    [123].    Thompson, 20 F.4th at 40.

    [124].    Id. at 40–44; see 44 U.S.C. § 2205(2)(C).

    [125].    Thompson, 20 F.4d at 44–45.

    [126].    Id.

    [127].    Id. at 44.

    [128].    Id.

    [129].    Id. at 44–45.

    [130].    H. Res. 503, 117th Cong. § 3 (Jun. 30, 2021).

    [131].    Id.

    [132].    Id.

    [133].    Id. § 4.

    [134].    Thompson, 20 F.4th at 42.

    [135].    See supra notes. 42–43.

    [136].    See generally Marcus, supra note 63.

    [137].    Trump v. Thompson, 20 F.4th 10, 44 (D.C. Cir. 2021).

    [138].    Meadows Brief, supra note 74, at 10–12.

    [139].    Id. at 11.

    [140].    Id.

    [141].    Id.

    [142].    Id. at 13 (“The Select Committee, of course, is best positioned to demonstrate that the information it requires from Plaintiff is not practically available from another source.”).

    [143].    See, e.g., Assertion of Exec. Privilege Over Commc’ns Regarding EPA’s Ozone Air Quality Standards & Cal.’s Greenhouse Gas Waiver Request, 32 Op. O.L.C. 1, 4–5 (2008); Assertion of Exec. Privilege Concerning the Dismissal & Replacement of U.S. Att’ys, 31 Op. O.L.C. 1, 5 (2007).

    [144].    Thompson, 20 F.4th at 44–45.

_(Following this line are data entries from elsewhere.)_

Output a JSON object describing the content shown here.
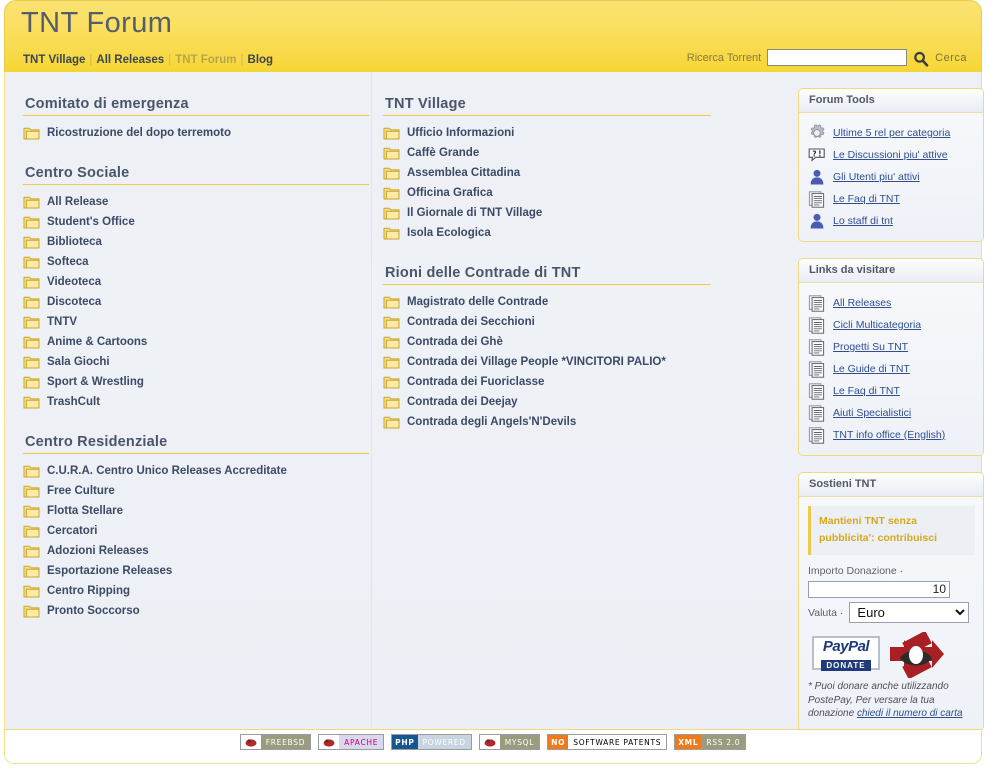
{
  "header": {
    "title": "TNT Forum",
    "nav": [
      {
        "label": "TNT Village",
        "active": false
      },
      {
        "label": "All Releases",
        "active": false
      },
      {
        "label": "TNT Forum",
        "active": true
      },
      {
        "label": "Blog",
        "active": false
      }
    ],
    "search": {
      "label": "Ricerca Torrent",
      "value": "",
      "placeholder": "",
      "button_label": "Cerca",
      "icon": "search-icon"
    },
    "colors": {
      "brand_yellow": "#f9dc52",
      "title_gray": "#555e68"
    }
  },
  "left_column": [
    {
      "title": "Comitato di emergenza",
      "items": [
        "Ricostruzione del dopo terremoto"
      ]
    },
    {
      "title": "Centro Sociale",
      "items": [
        "All Release",
        "Student's Office",
        "Biblioteca",
        "Softeca",
        "Videoteca",
        "Discoteca",
        "TNTV",
        "Anime & Cartoons",
        "Sala Giochi",
        "Sport & Wrestling",
        "TrashCult"
      ]
    },
    {
      "title": "Centro Residenziale",
      "items": [
        "C.U.R.A. Centro Unico Releases Accreditate",
        "Free Culture",
        "Flotta Stellare",
        "Cercatori",
        "Adozioni Releases",
        "Esportazione Releases",
        "Centro Ripping",
        "Pronto Soccorso"
      ]
    }
  ],
  "mid_column": [
    {
      "title": "TNT Village",
      "items": [
        "Ufficio Informazioni",
        "Caffè Grande",
        "Assemblea Cittadina",
        "Officina Grafica",
        "Il Giornale di TNT Village",
        "Isola Ecologica"
      ]
    },
    {
      "title": "Rioni delle Contrade di TNT",
      "items": [
        "Magistrato delle Contrade",
        "Contrada dei Secchioni",
        "Contrada dei Ghè",
        "Contrada dei Village People *VINCITORI PALIO*",
        "Contrada dei Fuoriclasse",
        "Contrada dei Deejay",
        "Contrada degli Angels'N'Devils"
      ]
    }
  ],
  "sidebar": {
    "forum_tools": {
      "title": "Forum Tools",
      "items": [
        {
          "label": "Ultime 5 rel per categoria",
          "icon": "gear-icon"
        },
        {
          "label": "Le Discussioni piu' attive",
          "icon": "speech-bubble-icon"
        },
        {
          "label": "Gli Utenti piu' attivi",
          "icon": "user-icon"
        },
        {
          "label": "Le Faq di TNT",
          "icon": "document-icon"
        },
        {
          "label": "Lo staff di tnt",
          "icon": "user-icon"
        }
      ]
    },
    "links": {
      "title": "Links da visitare",
      "items": [
        {
          "label": "All Releases",
          "icon": "document-icon"
        },
        {
          "label": "Cicli Multicategoria",
          "icon": "document-icon"
        },
        {
          "label": "Progetti Su TNT",
          "icon": "document-icon"
        },
        {
          "label": "Le Guide di TNT",
          "icon": "document-icon"
        },
        {
          "label": "Le Faq di TNT",
          "icon": "document-icon"
        },
        {
          "label": "Aiuti Specialistici",
          "icon": "document-icon"
        },
        {
          "label": "TNT info office (English)",
          "icon": "document-icon"
        }
      ]
    },
    "support": {
      "title": "Sostieni TNT",
      "banner_line1": "Mantieni TNT senza",
      "banner_line2": "pubblicita': contribuisci",
      "amount_label": "Importo Donazione",
      "amount_value": "10",
      "currency_label": "Valuta",
      "currency_value": "Euro",
      "currency_options": [
        "Euro"
      ],
      "paypal_top": "PayPal",
      "paypal_bottom": "DONATE",
      "note_line1": "* Puoi donare anche utilizzando",
      "note_line2": "PostePay, Per versare la tua",
      "note_line3_prefix": "donazione ",
      "note_link": "chiedi il numero di carta"
    }
  },
  "footer": {
    "badges": [
      {
        "left": "",
        "right": "FREEBSD",
        "icon": "freebsd-daemon-icon",
        "left_bg": "#ffffff",
        "right_bg": "#9b9b80",
        "right_fg": "#ffffff"
      },
      {
        "left": "",
        "right": "APACHE",
        "icon": "apache-feather-icon",
        "left_bg": "#ffffff",
        "right_bg": "#d8d8ef",
        "right_fg": "#d0006f"
      },
      {
        "left": "PHP",
        "right": "POWERED",
        "icon": "php-icon",
        "left_bg": "#17568f",
        "right_bg": "#c8d4e2",
        "right_fg": "#ffffff"
      },
      {
        "left": "",
        "right": "MYSQL",
        "icon": "mysql-dolphin-icon",
        "left_bg": "#ffffff",
        "right_bg": "#9b9b80",
        "right_fg": "#ffffff"
      },
      {
        "left": "NO",
        "right": "SOFTWARE PATENTS",
        "icon": "no-icon",
        "left_bg": "#ef7a1a",
        "right_bg": "#ffffff",
        "right_fg": "#000000"
      },
      {
        "left": "XML",
        "right": "RSS 2.0",
        "icon": "xml-icon",
        "left_bg": "#ef7a1a",
        "right_bg": "#9b9b80",
        "right_fg": "#ffffff"
      }
    ]
  }
}
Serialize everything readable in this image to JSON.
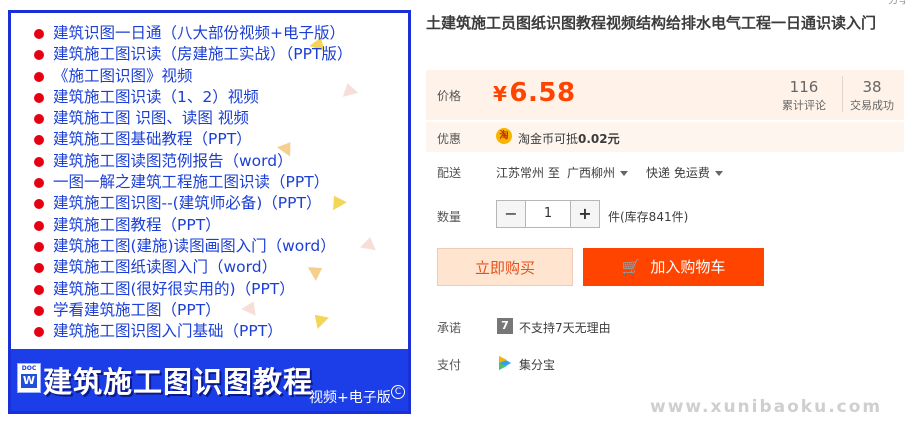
{
  "image": {
    "items": [
      "建筑识图一日通（八大部份视频+电子版）",
      "建筑施工图识读（房建施工实战）（PPT版）",
      "《施工图识图》视频",
      "建筑施工图识读（1、2）视频",
      "建筑施工图 识图、读图 视频",
      "建筑施工图基础教程（PPT）",
      "建筑施工图读图范例报告（word）",
      "一图一解之建筑工程施工图识读（PPT）",
      "建筑施工图识图--(建筑师必备)（PPT）",
      "建筑施工图教程（PPT）",
      "建筑施工图(建施)读图画图入门（word）",
      "建筑施工图纸读图入门（word）",
      "建筑施工图(很好很实用的)（PPT）",
      "学看建筑施工图（PPT）",
      "建筑施工图识图入门基础（PPT）"
    ],
    "doc_tag": "DOC",
    "doc_letter": "W",
    "banner_title": "建筑施工图识图教程",
    "banner_sub": "视频+电子版",
    "circle_mark": "C",
    "colors": {
      "border": "#1a2fd8",
      "list_text": "#1b3fd6",
      "bullet": "#e60012",
      "banner_bg": "#1b3ee8"
    }
  },
  "product": {
    "title": "土建筑施工员图纸识图教程视频结构给排水电气工程一日通识读入门",
    "price_label": "价格",
    "currency": "¥",
    "price": "6.58",
    "reviews_count": "116",
    "reviews_label": "累计评论",
    "sales_count": "38",
    "sales_label": "交易成功",
    "promo_label": "优惠",
    "promo_coin": "淘",
    "promo_text_pre": "淘金币可抵",
    "promo_amount": "0.02元",
    "shipping_label": "配送",
    "ship_from": "江苏常州 至",
    "ship_to": "广西柳州",
    "ship_method": "快递 免运费",
    "qty_label": "数量",
    "qty_minus": "−",
    "qty_value": "1",
    "qty_plus": "+",
    "stock_text": "件(库存841件)",
    "buy_now": "立即购买",
    "cart_glyph": "🛒",
    "add_cart": "加入购物车",
    "promise_label": "承诺",
    "promise_badge": "7",
    "promise_text": "不支持7天无理由",
    "pay_label": "支付",
    "pay_text": "集分宝",
    "colors": {
      "price": "#ff4400",
      "cart_button": "#ff4400",
      "buy_button_bg": "#ffe4d0",
      "price_bg": "#fff2e8"
    }
  },
  "watermark": "www.xunibaoku.com",
  "corner_text": "分享"
}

    [145].    Meadows Brief, supra note 74, at 13.

    [146].    United States v. Nixon, 418 U.S. 683, 712–13 (1974).

    [147].    Meadows Brief, supra note 74, at 2.

    [148].    See supra note 50.

    [149].    See Morton Rosenberg, The Constitution Project, When Congress Comes Calling: A Study on the Principles, Practices, and Pragmatics of Legislative Inquiry 24–25 (2017) (advocating reinvigoration of Congress’s inherent contempt authority); Todd Garvey, Cong. Rsch. Serv., RL34097, Congress’s Contempt Power and the Enforcement of Congressional Subpoenas: Law, History, Practice, and Procedure 4, 8 & n.65, 20 (2017) (explaining the differences between inherent and criminal contempt).

    [150].    I have advocated for the passage of pending legislation that would expedite privilege disputes and perhaps result in judicial precedents that provide more clarity about—and establish more law governing—executive privilege. See Shaub, supra note 2.

    [151].    The Supreme Court has held that courts have the inherent power to prosecute individuals for contempt of court. See Young v. U.S. ex rel. Vuitton et Fils, 481 U.S. 787 (1987). The Justice Department would undoubtedly reject any such attempt by Congress to interfere in matters of criminal prosecution as a violation of the separation of powers and an infringement on the executive power. See Prosecution for Contempt of Congress, supra note 79, at 113–138.

    [152].    See Breaking the Logjam Part 2: The Office of Legal Counsel’s Role in Shaping Executive Privilege Doctrine; Hearings Before the Subcomm. on Fed. Courts, Oversight, Agency Action, and Fed. Rights, S. Comm. on the Judiciary, 117th Cong. (2022) (statement of Sen. Whitehouse).